- Self published, 2011
- Softcover in coloured card fold out sleeve
- Signed, with original numbered print
- Several cover colours and prints available
Markéta Luskačová’s On Death and Horses and Other People is a labor of love, an exploration of ritual, an expression of friendship and a testament to patience and perseverance. Luskačová began to photograph Czech Carnival in 1999. Since then she has photographed more than 40 carnivals in Bohemian cities, towns and villages. This exhibition is comprised entirely from the photographs made as the carnival people of Roztoky, a small town near Prague, walked across ﬁelds and over Bare Hill to the neighbouring village of Unětice.
Made over a 12-year span, Luskačová’s photographs reveal as much about the artist as they do about her subjects. Trained as a sociologist, it is not surprising that her images are imbued with a special understanding of the people and the rituals she has photographed. Her work is not just a documentation of ritual, but also a sensitive and insightful interpretation of time-honoured traditions adapted for contemporary life in Bohemia, where free expression was very difficult in the recent past.

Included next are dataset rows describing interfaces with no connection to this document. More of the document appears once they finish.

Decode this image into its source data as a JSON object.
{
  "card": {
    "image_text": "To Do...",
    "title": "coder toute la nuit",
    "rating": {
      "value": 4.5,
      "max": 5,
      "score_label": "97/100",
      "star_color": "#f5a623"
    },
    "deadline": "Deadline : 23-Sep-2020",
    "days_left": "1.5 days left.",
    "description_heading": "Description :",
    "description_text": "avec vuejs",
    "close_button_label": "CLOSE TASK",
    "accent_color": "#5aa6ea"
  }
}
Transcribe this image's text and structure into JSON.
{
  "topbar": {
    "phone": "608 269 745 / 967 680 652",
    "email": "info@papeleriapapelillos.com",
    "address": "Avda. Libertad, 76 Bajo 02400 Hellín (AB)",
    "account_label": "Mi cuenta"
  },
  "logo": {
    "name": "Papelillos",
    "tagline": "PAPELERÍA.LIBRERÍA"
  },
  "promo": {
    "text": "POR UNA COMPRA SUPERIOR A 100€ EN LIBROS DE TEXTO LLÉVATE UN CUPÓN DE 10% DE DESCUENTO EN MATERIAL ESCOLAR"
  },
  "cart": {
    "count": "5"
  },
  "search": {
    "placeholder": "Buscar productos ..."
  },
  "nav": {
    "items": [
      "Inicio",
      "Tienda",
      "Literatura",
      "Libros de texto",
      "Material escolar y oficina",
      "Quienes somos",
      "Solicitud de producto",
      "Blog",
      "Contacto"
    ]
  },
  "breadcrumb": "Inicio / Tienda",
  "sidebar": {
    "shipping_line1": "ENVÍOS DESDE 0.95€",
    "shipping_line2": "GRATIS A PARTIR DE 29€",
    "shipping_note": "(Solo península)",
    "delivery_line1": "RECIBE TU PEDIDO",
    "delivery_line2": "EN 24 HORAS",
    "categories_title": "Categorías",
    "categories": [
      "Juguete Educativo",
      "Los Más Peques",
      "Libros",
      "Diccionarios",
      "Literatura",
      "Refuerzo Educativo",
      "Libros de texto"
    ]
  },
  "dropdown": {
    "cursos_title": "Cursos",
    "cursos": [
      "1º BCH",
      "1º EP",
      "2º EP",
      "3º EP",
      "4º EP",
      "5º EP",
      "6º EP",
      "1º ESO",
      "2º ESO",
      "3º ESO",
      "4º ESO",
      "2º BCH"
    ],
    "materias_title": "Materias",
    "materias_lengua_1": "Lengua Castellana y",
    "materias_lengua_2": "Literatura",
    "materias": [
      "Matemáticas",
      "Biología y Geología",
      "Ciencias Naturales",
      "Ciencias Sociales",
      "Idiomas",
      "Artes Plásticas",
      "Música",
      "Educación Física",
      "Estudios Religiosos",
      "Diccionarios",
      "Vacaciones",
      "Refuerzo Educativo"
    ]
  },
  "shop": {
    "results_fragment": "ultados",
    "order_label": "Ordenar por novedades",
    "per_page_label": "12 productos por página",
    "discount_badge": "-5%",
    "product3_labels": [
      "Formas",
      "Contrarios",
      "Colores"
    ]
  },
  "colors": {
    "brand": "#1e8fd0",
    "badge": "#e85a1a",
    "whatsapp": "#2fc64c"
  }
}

For Luskačová, Czech Carnival represented ”the renaissance of the old customs in the early years of democracy, the joy that it was now allowed, my private joy to hear the old songs, which I was missing.” She has described this new body of work as ”a return home in a photographic sense, almost a full circle,” where procession figures prominently, as it did in Pilgrims, made 40 years ago. Many of the colour photographs were made in that magical short space of time, as the warmth of the late afternoon sun gives way to the coldness of the crisp, late winter night. These photographs represent new aesthetic terrain, while the black and white prints may be seen as a continuation of the aesthetic for which she is known. It is especially lovely to see the transformation that takes place as Luskačová visually dances between her comfortable black and white aesthetic and her new color world; where darkness is eclipsed by colour, light and joy, where carnival is seen not only as a return to ritual, but as an affirmation of life itself.